There’s going to be an exhibition that is set to display shit of all shapes and sizes. But most importantly, that shit is going to be cute. Or kawaii as they say in Japanese.
There’s going to be some fun and interactive shit for people of all ages.
Dubbed the Unko Museum (Unko translates to shit in Japanese), the exhibition will run between March 15 to July 15.
Shit Museum. Yeah…
Visitors would be able to find cute cartoonified shit all over the exhibition. There’s even going to be an “Insta-poop area” where coils of poop adorn the four walls – perfect for those of you who’re into such shit.
Pui Fun of World of Buzz writes that cherries are an amazing fruit that has lots of nutrients but eating too much of it isn’t a good idea either, as proven by this 32-year-old lady in Chongqing, China.

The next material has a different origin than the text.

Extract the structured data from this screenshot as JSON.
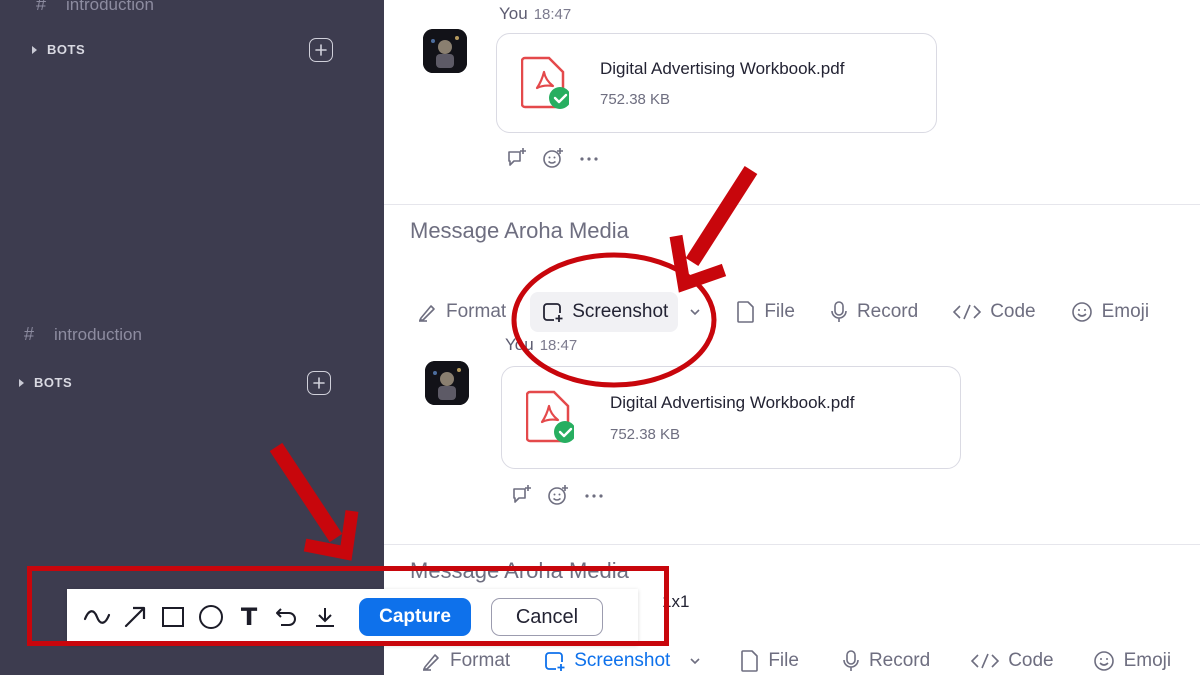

According to Sina, the lady surnamed Wang was preparing to go to Wuhan for the Chinese New Year celebrations when she received two boxes of fresh cherries from her relatives and friends. Since there would be no one home during the holidays, she decided to wash the cherries and put them in two big bags so that she could eat them during her journey to Wuhan. Source: Health A few days later, Wang experienced severe stomach discomfort after she got off the plane and rushed to the bathroom in the hotel. She was shocked when she discovered that her poop looked “bloody” and red in colour. Her diarrhoea continued and she had to go to the toilet for more than 20 times in one night. At one point, it got so bad that she even fainted in the bathroom. Her family was worried about her and sent her to the hospital the next morning where the doctor quickly ran some tests on her stools. However, when the results came back, the doctor was surprised to see that there were no big issues with her stools.
The doctor suspected that the “bloody stools” that raised the alarm could actually be caused by red pigments in the food that Wang had eaten and began to question her. It was then that Wang recalled she had eaten 3kg of fresh cherries for five days straight and before she got off the plane to Wuhan, she had eaten about 50 cherries in one go.
When I was in the hospital last week for recurring gall issues, I provided a stool sample to check for C. difficile. Stool samples are the cornerstone of foodborne illness outbreak investigation.
This is what Chapman pooped in to about 8 years ago in Kansas.
Campylobacter and didn’t just hate my cooking.
I was curious about the Australian way, and followed the nurse around.
And took pictures.